“While the study focuses on factors that contribute to the condition’s persistence or desistance, it raises the question as to whether puberty suppression is necessary when age plays such an important role regarding the decision to transition,” the report says.

‘Low Quality’ Research 

The report also rebuffed the claims by clinical organizations and media that these treatments have large swaths of quality research proving the effectiveness of puberty blockers as a mental health treatment. For example, an article published in Scientific American in May of 2022 claimed that “laws that ban gender-affirming treatment ignore the wealth of research demonstrating its benefits for trans people’s health.”

The Medicaid report counters that existing studies showing puberty blockers to be an effective treatment for minors with gender dysphoria are “low or very low quality.” The report states that these studies are characterized by small sample sizes, often lack control groups, involve self-assessments, and are conducted over short periods of time. The report even points to a recent acknowledgment from acting director of the National Institutes of Health (NIH) Lawrence Tabak that there are no long-term studies available evaluating the effects of puberty blockers when used for gender dysphoria.

The report further notes that the current body of research lacks randomized-controlled trials (RCT). The report calls RCTs the “gold standard” of medical studies because they use large sample sizes, have blind testing groups, and use objective controls.

“Because RCTs utilize large sample sizes, have blind testing groups (i.e., placebos), and use objective controls, they can offer concrete conclusions and shape the array of established treatments,” the report states. “In addition, RCTs require comparisons between cohort outcomes and ensure that participants are randomly assigned to each group. These measures further reduce the potential for bias and subjectivity.”

Potential Side Effects 

The report adds that “aside from questionable research” methods, information regarding the “full physical effects of puberty suppression is incomplete.”

The report cites a 2020 study in which 44 experts in neurodevelopment, gender development, and puberty/adolescence reach the conclusion that “the effects of pubertal suppression warrant further study.” More specifically, the experts raised questions as to whether suppressing natural hormones could stifle brain development in addition to sexual maturation.
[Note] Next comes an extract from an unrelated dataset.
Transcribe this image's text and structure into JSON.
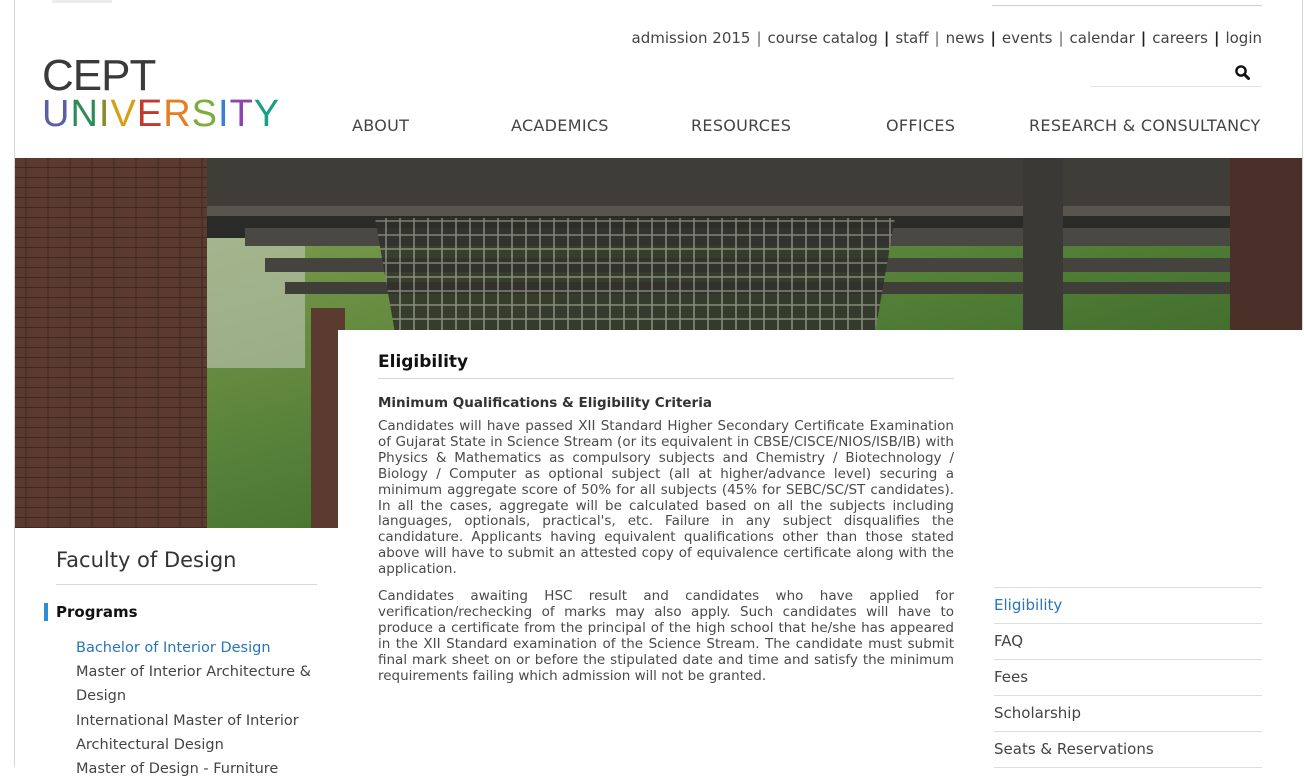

“Because this question remains unanswered, it casts doubt on the veracity of organizations’ assertions that puberty suppression is ‘fully reversible,”‘ the report indicates.
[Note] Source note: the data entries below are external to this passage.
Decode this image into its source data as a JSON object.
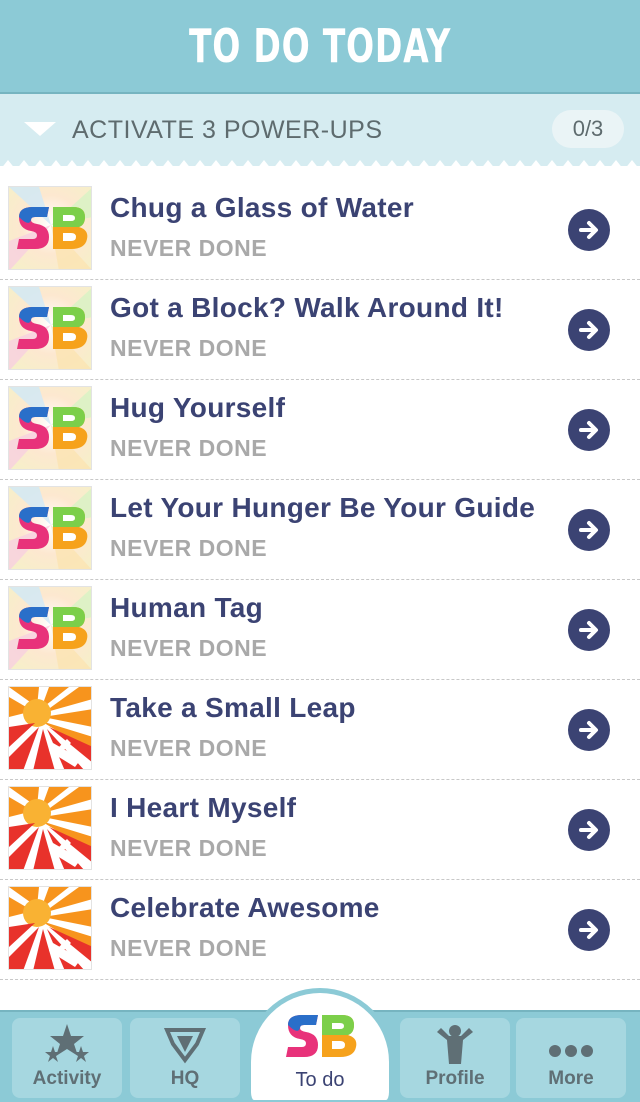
{
  "header": {
    "title": "TO DO TODAY"
  },
  "section": {
    "label": "ACTIVATE 3 POWER-UPS",
    "count": "0/3"
  },
  "items": [
    {
      "name": "Chug a Glass of Water",
      "status": "NEVER DONE",
      "icon": "sb-logo-icon"
    },
    {
      "name": "Got a Block? Walk Around It!",
      "status": "NEVER DONE",
      "icon": "sb-logo-icon"
    },
    {
      "name": "Hug Yourself",
      "status": "NEVER DONE",
      "icon": "sb-logo-icon"
    },
    {
      "name": "Let Your Hunger Be Your Guide",
      "status": "NEVER DONE",
      "icon": "sb-logo-icon"
    },
    {
      "name": "Human Tag",
      "status": "NEVER DONE",
      "icon": "sb-logo-icon"
    },
    {
      "name": "Take a Small Leap",
      "status": "NEVER DONE",
      "icon": "sunburst-flag-icon"
    },
    {
      "name": "I Heart Myself",
      "status": "NEVER DONE",
      "icon": "sunburst-flag-icon"
    },
    {
      "name": "Celebrate Awesome",
      "status": "NEVER DONE",
      "icon": "sunburst-flag-icon"
    }
  ],
  "tabs": [
    {
      "label": "Activity",
      "icon": "stars-icon"
    },
    {
      "label": "HQ",
      "icon": "emblem-icon"
    },
    {
      "label": "To do",
      "icon": "sb-logo-icon"
    },
    {
      "label": "Profile",
      "icon": "person-icon"
    },
    {
      "label": "More",
      "icon": "dots-icon"
    }
  ],
  "colors": {
    "header": "#8ccad6",
    "accent": "#3b4373",
    "muted": "#a9a9a9"
  }
}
The report also points to a 2019 literature review which found that while most side effects associated with puberty blockers “are mild,” clinicians have linked the drug (GnRHa) to “long-term conditions such as polycystic ovarian syndrome, obesity, hypertension, and reduced bone mineral density.”

“[T]he review raises questions about whether off-label use to treat a psychological condition is worth the risks,” the report reads, adding that “no long-term research has been completed on how puberty suppression affects bone growth.”

Bucking the Biden Administration

Overall, the Medicaid report concluded that “additional evidence is required to establish puberty suppression as a standard treatment for gender dysphoria.” It further states that sex reassignment surgeries, puberty blockers, and cross-sex hormone treatments for people with gender dysphoria are not proven as “safe or effective” treatments and are “experimental and investigational.”

The Florida Medicaid report is one of the latest pushback efforts from Florida Gov. Ron DeSantis against the Biden administration’s efforts to force the state to comply with radical leftist gender ideology. In April, the Florida Department of Health released guidance on how to treat gender dysphoria in children and adolescents in response to the Biden administration’s plea for what it calls “gender-affirming” care, making it clear that social gender transition, as well as sex reassignment surgery, “should not be a treatment option for children or adolescents.”

Katherine Hamilton is a political reporter for Breitbart News. You can follow her on Twitter.

Read further at Breitbart.com

Leave a Reply

Your email address will not be published. Required fields are marked *